A lottery is a form of gambling in which numbers are drawn and winners are awarded prizes. It is also a popular method of raising funds for public projects. It has been used in many countries, including the United States, to fund road construction, hospitals and colleges. Some people believe that winning the lottery is a form of luck, while others have discovered strategies for improving their odds. A mathematician named Stefan Mandel once claimed that he was able to predict the winning numbers in lottery draws. His strategy involved gathering a large group of investors who would each buy tickets for the same combination of numbers. Eventually, he was able to win the lottery 14 times. While this was not enough to make him rich, it did provide a substantial amount of money.
The word “lottery” is derived from the Dutch noun lot, meaning fate or chance. The oldest lotteries were held in the Low Countries in the 15th century for the purpose of raising money to build town fortifications and help the poor. Despite the fact that lotteries were often abused, they gained broad public support. In addition, they were a convenient way for politicians to raise money without raising taxes or cutting spending on public programs.
Today’s state lotteries follow a similar pattern: The government legislates a monopoly for itself; establishes a public corporation or agency to run the lottery (as opposed to licensing a private firm in exchange for a percentage of the profits); begins operations with a modest number of relatively simple games; and, due to constant pressure for additional revenues, continually introduces new games. This is a classic example of the law of diminishing returns: initial revenues typically expand dramatically after a lottery’s introduction, then level off and even decline. This is why lottery operators are always seeking ways to improve the games’ appeal and increase revenue.

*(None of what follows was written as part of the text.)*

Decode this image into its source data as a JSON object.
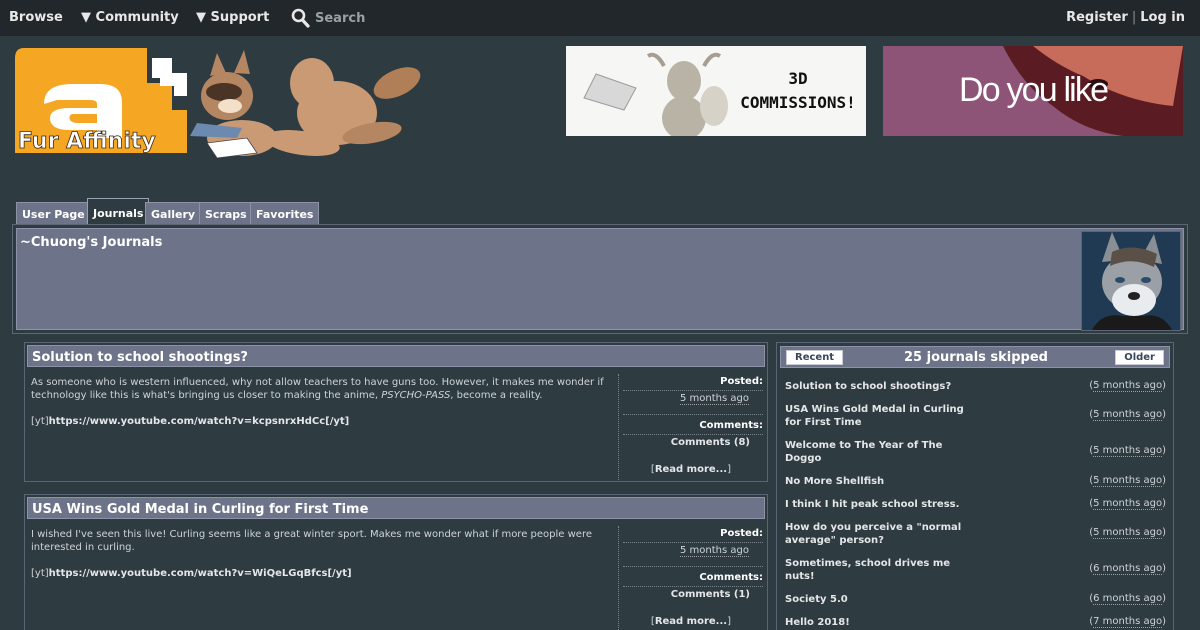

While some critics argue that lottery proceeds are a waste of money, research shows that the lottery has helped fund a wide variety of worthwhile projects. These include canals, roads, bridges and public housing, as well as educational institutions and cultural venues. In addition, the lottery has raised money to pay for wars and to help families of veterans who have been killed or wounded in service to their country.
Despite these benefits, the lottery remains an extremely popular form of gambling in the United States and around the world. The major reason is probably that people simply enjoy gambling. Moreover, advertising by the state and private marketers is effective in promoting the lottery’s potential for large cash prizes. It is estimated that the lottery generates about $70 billion in revenue each year, a significant portion of which is paid out as prizes.
While it is true that most lottery winners do not change their lifestyles after winning the big prize, some do. These lucky winners are sure to continue playing the lottery because they think that they will win again in the future. Some of them are tempted by the lure of fast wealth, while others are motivated by the desire to help the less fortunate. In any event, it is important to remember that cheating in a lottery comes with a price.